• **Task to complete**:
Below are records; how many of their lines contain "value"? Answer with only the number.
☆ ☆ ☆
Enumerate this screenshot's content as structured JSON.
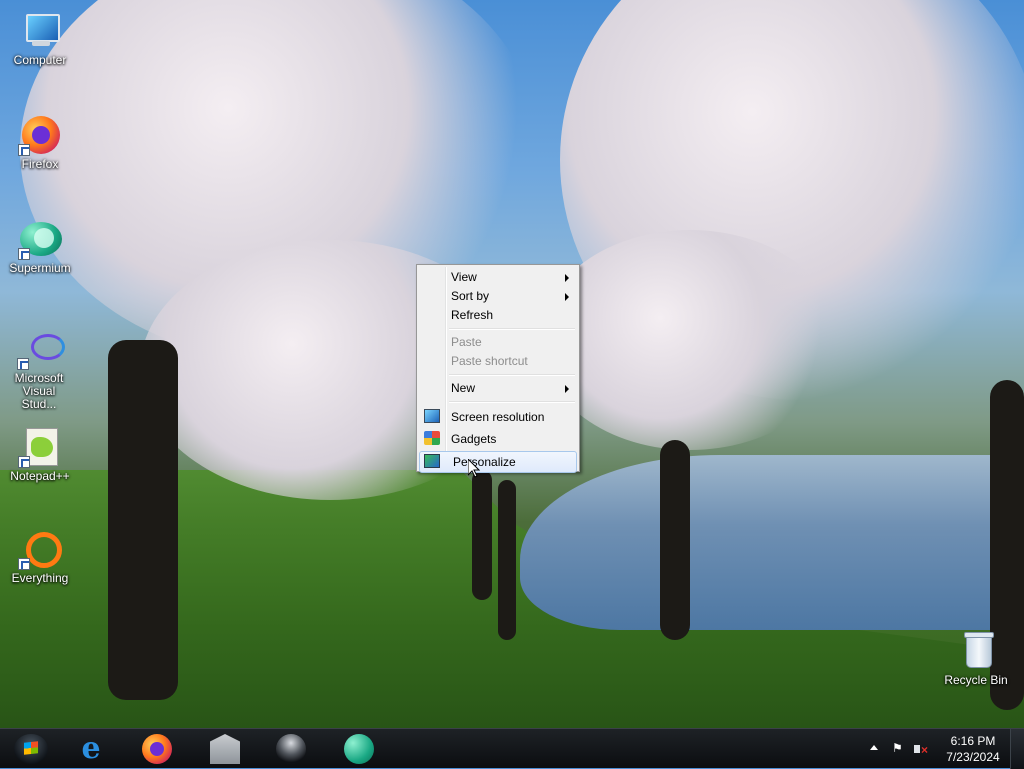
{
  "desktop": {
    "icons": [
      {
        "label": "Computer",
        "icon": "computer-icon"
      },
      {
        "label": "Firefox",
        "icon": "firefox-icon"
      },
      {
        "label": "Supermium",
        "icon": "supermium-icon"
      },
      {
        "label": "Microsoft Visual Stud...",
        "icon": "visual-studio-icon"
      },
      {
        "label": "Notepad++",
        "icon": "notepad-plus-plus-icon"
      },
      {
        "label": "Everything",
        "icon": "everything-icon"
      },
      {
        "label": "Recycle Bin",
        "icon": "recycle-bin-icon"
      }
    ]
  },
  "context_menu": {
    "items": [
      {
        "label": "View",
        "submenu": true,
        "enabled": true
      },
      {
        "label": "Sort by",
        "submenu": true,
        "enabled": true
      },
      {
        "label": "Refresh",
        "enabled": true
      },
      {
        "label": "Paste",
        "enabled": false
      },
      {
        "label": "Paste shortcut",
        "enabled": false
      },
      {
        "label": "New",
        "submenu": true,
        "enabled": true
      },
      {
        "label": "Screen resolution",
        "icon": "screen-resolution-icon",
        "enabled": true
      },
      {
        "label": "Gadgets",
        "icon": "gadgets-icon",
        "enabled": true
      },
      {
        "label": "Personalize",
        "icon": "personalize-icon",
        "enabled": true,
        "highlighted": true
      }
    ]
  },
  "taskbar": {
    "start": "windows-logo-icon",
    "pinned": [
      "internet-explorer-icon",
      "firefox-icon",
      "library-icon",
      "media-disc-icon",
      "supermium-icon"
    ],
    "ie_glyph": "e",
    "tray": {
      "flag_glyph": "⚑",
      "time": "6:16 PM",
      "date": "7/23/2024"
    }
  }
}
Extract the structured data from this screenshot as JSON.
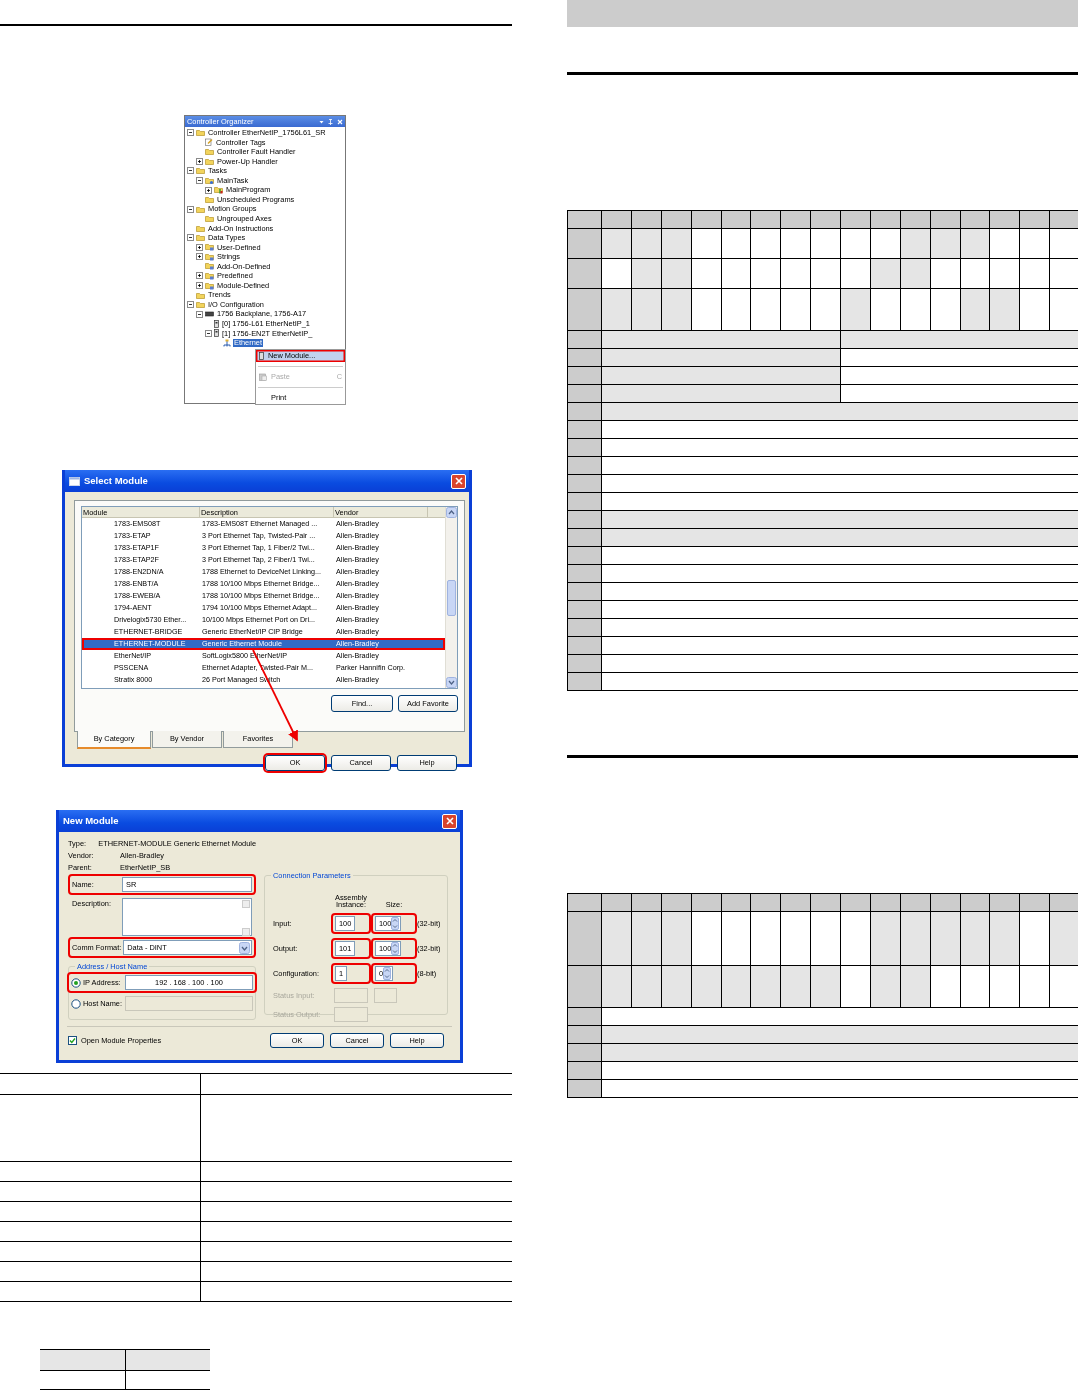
{
  "left_page": {
    "controller_organizer": {
      "title": "Controller Organizer",
      "tree": [
        {
          "label": "Controller EtherNetIP_1756L61_SR",
          "kind": "folder",
          "expanded": true,
          "selected": false,
          "children": [
            {
              "label": "Controller Tags",
              "kind": "tags",
              "selected": false
            },
            {
              "label": "Controller Fault Handler",
              "kind": "folder",
              "selected": false
            },
            {
              "label": "Power-Up Handler",
              "kind": "folder",
              "expanded": false,
              "selected": false
            }
          ]
        },
        {
          "label": "Tasks",
          "kind": "folder",
          "expanded": true,
          "selected": false,
          "children": [
            {
              "label": "MainTask",
              "kind": "task",
              "expanded": true,
              "selected": false,
              "children": [
                {
                  "label": "MainProgram",
                  "kind": "program",
                  "expanded": false,
                  "selected": false
                }
              ]
            },
            {
              "label": "Unscheduled Programs",
              "kind": "folder",
              "selected": false
            }
          ]
        },
        {
          "label": "Motion Groups",
          "kind": "folder",
          "expanded": true,
          "selected": false,
          "children": [
            {
              "label": "Ungrouped Axes",
              "kind": "folder",
              "selected": false
            }
          ]
        },
        {
          "label": "Add-On Instructions",
          "kind": "folder",
          "selected": false
        },
        {
          "label": "Data Types",
          "kind": "folder",
          "expanded": true,
          "selected": false,
          "children": [
            {
              "label": "User-Defined",
              "kind": "datatype",
              "expanded": false,
              "selected": false
            },
            {
              "label": "Strings",
              "kind": "datatype",
              "expanded": false,
              "selected": false
            },
            {
              "label": "Add-On-Defined",
              "kind": "datatype",
              "selected": false
            },
            {
              "label": "Predefined",
              "kind": "datatype",
              "expanded": false,
              "selected": false
            },
            {
              "label": "Module-Defined",
              "kind": "datatype",
              "expanded": false,
              "selected": false
            }
          ]
        },
        {
          "label": "Trends",
          "kind": "folder",
          "selected": false
        },
        {
          "label": "I/O Configuration",
          "kind": "folder",
          "expanded": true,
          "selected": false,
          "children": [
            {
              "label": "1756 Backplane, 1756-A17",
              "kind": "backplane",
              "expanded": true,
              "selected": false,
              "children": [
                {
                  "label": "[0] 1756-L61 EtherNetIP_1",
                  "kind": "module",
                  "selected": false
                },
                {
                  "label": "[1] 1756-EN2T EtherNetIP_",
                  "kind": "module",
                  "expanded": true,
                  "selected": false,
                  "children": [
                    {
                      "label": "Ethernet",
                      "kind": "network",
                      "selected": true
                    }
                  ]
                }
              ]
            }
          ]
        }
      ],
      "context_menu": [
        {
          "label": "New Module...",
          "kind": "module",
          "selected": true,
          "disabled": false,
          "marked": true
        },
        {
          "label": "Paste",
          "shortcut": "C",
          "kind": "paste",
          "selected": false,
          "disabled": true,
          "marked": false
        },
        {
          "label": "Print",
          "kind": "none",
          "selected": false,
          "disabled": false,
          "marked": false
        }
      ]
    },
    "select_module": {
      "title": "Select Module",
      "columns": [
        "Module",
        "Description",
        "Vendor"
      ],
      "rows": [
        {
          "module": "1783-EMS08T",
          "description": "1783-EMS08T Ethernet Managed ...",
          "vendor": "Allen-Bradley",
          "selected": false,
          "marked": false
        },
        {
          "module": "1783-ETAP",
          "description": "3 Port Ethernet Tap, Twisted-Pair ...",
          "vendor": "Allen-Bradley",
          "selected": false,
          "marked": false
        },
        {
          "module": "1783-ETAP1F",
          "description": "3 Port Ethernet Tap, 1 Fiber/2 Twi...",
          "vendor": "Allen-Bradley",
          "selected": false,
          "marked": false
        },
        {
          "module": "1783-ETAP2F",
          "description": "3 Port Ethernet Tap, 2 Fiber/1 Twi...",
          "vendor": "Allen-Bradley",
          "selected": false,
          "marked": false
        },
        {
          "module": "1788-EN2DN/A",
          "description": "1788 Ethernet to DeviceNet Linking...",
          "vendor": "Allen-Bradley",
          "selected": false,
          "marked": false
        },
        {
          "module": "1788-ENBT/A",
          "description": "1788 10/100 Mbps Ethernet Bridge...",
          "vendor": "Allen-Bradley",
          "selected": false,
          "marked": false
        },
        {
          "module": "1788-EWEB/A",
          "description": "1788 10/100 Mbps Ethernet Bridge...",
          "vendor": "Allen-Bradley",
          "selected": false,
          "marked": false
        },
        {
          "module": "1794-AENT",
          "description": "1794 10/100 Mbps Ethernet Adapt...",
          "vendor": "Allen-Bradley",
          "selected": false,
          "marked": false
        },
        {
          "module": "Drivelogix5730 Ether...",
          "description": "10/100 Mbps Ethernet Port on Dri...",
          "vendor": "Allen-Bradley",
          "selected": false,
          "marked": false
        },
        {
          "module": "ETHERNET-BRIDGE",
          "description": "Generic EtherNet/IP CIP Bridge",
          "vendor": "Allen-Bradley",
          "selected": false,
          "marked": false
        },
        {
          "module": "ETHERNET-MODULE",
          "description": "Generic Ethernet Module",
          "vendor": "Allen-Bradley",
          "selected": true,
          "marked": true
        },
        {
          "module": "EtherNet/IP",
          "description": "SoftLogix5800 EtherNet/IP",
          "vendor": "Allen-Bradley",
          "selected": false,
          "marked": false
        },
        {
          "module": "PSSCENA",
          "description": "Ethernet Adapter, Twisted-Pair M...",
          "vendor": "Parker Hannifin Corp.",
          "selected": false,
          "marked": false
        },
        {
          "module": "Stratix 8000",
          "description": "26 Port Managed Switch",
          "vendor": "Allen-Bradley",
          "selected": false,
          "marked": false
        }
      ],
      "list_buttons": [
        {
          "label": "Find...",
          "marked": false
        },
        {
          "label": "Add Favorite",
          "marked": false
        }
      ],
      "tabs": [
        {
          "label": "By Category",
          "selected": true
        },
        {
          "label": "By Vendor",
          "selected": false
        },
        {
          "label": "Favorites",
          "selected": false
        }
      ],
      "buttons": [
        {
          "label": "OK",
          "marked": true
        },
        {
          "label": "Cancel",
          "marked": false
        },
        {
          "label": "Help",
          "marked": false
        }
      ]
    },
    "new_module": {
      "title": "New Module",
      "info": [
        {
          "label": "Type:",
          "value": "ETHERNET-MODULE Generic Ethernet Module"
        },
        {
          "label": "Vendor:",
          "value": "Allen-Bradley"
        },
        {
          "label": "Parent:",
          "value": "EtherNetIP_SB"
        }
      ],
      "name": {
        "label": "Name:",
        "value": "SR",
        "marked": true
      },
      "description": {
        "label": "Description:"
      },
      "comm_format": {
        "label": "Comm Format:",
        "value": "Data - DINT",
        "marked": true
      },
      "address_group": "Address / Host Name",
      "address_options": [
        {
          "label": "IP Address:",
          "value": "192 . 168 . 100 . 100",
          "selected": true,
          "marked": true
        },
        {
          "label": "Host Name:",
          "selected": false,
          "marked": false
        }
      ],
      "connection": {
        "title": "Connection Parameters",
        "instance_heading": "Assembly Instance:",
        "size_heading": "Size:",
        "rows": [
          {
            "kind": "param",
            "label": "Input:",
            "instance": "100",
            "size": "100",
            "unit": "(32-bit)",
            "marked": true
          },
          {
            "kind": "param",
            "label": "Output:",
            "instance": "101",
            "size": "100",
            "unit": "(32-bit)",
            "marked": true
          },
          {
            "kind": "param",
            "label": "Configuration:",
            "instance": "1",
            "size": "0",
            "unit": "(8-bit)",
            "marked": true
          },
          {
            "kind": "status",
            "label": "Status Input:",
            "size_field": true
          },
          {
            "kind": "status",
            "label": "Status Output:",
            "size_field": false
          }
        ]
      },
      "open_properties": {
        "label": "Open Module Properties",
        "checked": true
      },
      "buttons": [
        "OK",
        "Cancel",
        "Help"
      ]
    },
    "table_3": {
      "rows": [
        {
          "shaded": [
            false,
            false
          ]
        },
        {
          "shaded": [
            false,
            false
          ]
        },
        {
          "shaded": [
            false,
            false
          ]
        },
        {
          "shaded": [
            false,
            false
          ]
        },
        {
          "shaded": [
            false,
            false
          ]
        },
        {
          "shaded": [
            false,
            false
          ]
        },
        {
          "shaded": [
            false,
            false
          ]
        },
        {
          "shaded": [
            false,
            false
          ]
        },
        {
          "shaded": [
            false,
            false
          ]
        }
      ]
    },
    "table_4": {
      "rows": [
        {
          "shaded": [
            true,
            true
          ]
        },
        {
          "shaded": [
            false,
            false
          ]
        }
      ]
    }
  },
  "right_page": {
    "table_1": {
      "rows": [
        {
          "kind": "header",
          "shaded": [
            true,
            true,
            true,
            true,
            true,
            true,
            true,
            true,
            true,
            true,
            true,
            true,
            true,
            true,
            true,
            true
          ]
        },
        {
          "kind": "data",
          "shaded": [
            true,
            true,
            true,
            false,
            false,
            false,
            false,
            false,
            false,
            false,
            true,
            true,
            true,
            false,
            false,
            false
          ]
        },
        {
          "kind": "data",
          "shaded": [
            false,
            true,
            true,
            false,
            false,
            false,
            false,
            false,
            false,
            true,
            true,
            false,
            false,
            false,
            false,
            false
          ]
        },
        {
          "kind": "data",
          "shaded": [
            true,
            true,
            true,
            false,
            false,
            false,
            false,
            false,
            true,
            false,
            false,
            false,
            true,
            true,
            false,
            false
          ]
        },
        {
          "kind": "data",
          "shaded": [
            true,
            true
          ]
        },
        {
          "kind": "data",
          "shaded": [
            true,
            false
          ]
        },
        {
          "kind": "data",
          "shaded": [
            true,
            false
          ]
        },
        {
          "kind": "data",
          "shaded": [
            true,
            false
          ]
        },
        {
          "kind": "data",
          "shaded": [
            true
          ]
        },
        {
          "kind": "data",
          "shaded": [
            false
          ]
        },
        {
          "kind": "data",
          "shaded": [
            false
          ]
        },
        {
          "kind": "data",
          "shaded": [
            false
          ]
        },
        {
          "kind": "data",
          "shaded": [
            false
          ]
        },
        {
          "kind": "data",
          "shaded": [
            false
          ]
        },
        {
          "kind": "data",
          "shaded": [
            true
          ]
        },
        {
          "kind": "data",
          "shaded": [
            true
          ]
        },
        {
          "kind": "data",
          "shaded": [
            false
          ]
        },
        {
          "kind": "data",
          "shaded": [
            false
          ]
        },
        {
          "kind": "data",
          "shaded": [
            false
          ]
        },
        {
          "kind": "data",
          "shaded": [
            false
          ]
        },
        {
          "kind": "data",
          "shaded": [
            false
          ]
        },
        {
          "kind": "data",
          "shaded": [
            false
          ]
        },
        {
          "kind": "data",
          "shaded": [
            false
          ]
        },
        {
          "kind": "data",
          "shaded": [
            false
          ]
        }
      ]
    },
    "table_2": {
      "rows": [
        {
          "kind": "header",
          "shaded": [
            true,
            true,
            true,
            true,
            true,
            true,
            true,
            true,
            true,
            true,
            true,
            true,
            true,
            true,
            true,
            true
          ]
        },
        {
          "kind": "data",
          "shaded": [
            true,
            true,
            true,
            false,
            false,
            false,
            false,
            false,
            false,
            true,
            true,
            true,
            true,
            true,
            false,
            true
          ]
        },
        {
          "kind": "data",
          "shaded": [
            true,
            true,
            true,
            true,
            true,
            true,
            true,
            true,
            false,
            true,
            true,
            false,
            false,
            false,
            false,
            false
          ]
        },
        {
          "kind": "data",
          "shaded": [
            false
          ]
        },
        {
          "kind": "data",
          "shaded": [
            true
          ]
        },
        {
          "kind": "data",
          "shaded": [
            true
          ]
        },
        {
          "kind": "data",
          "shaded": [
            false
          ]
        },
        {
          "kind": "data",
          "shaded": [
            false
          ]
        }
      ]
    }
  }
}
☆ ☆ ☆
• **Result**:
6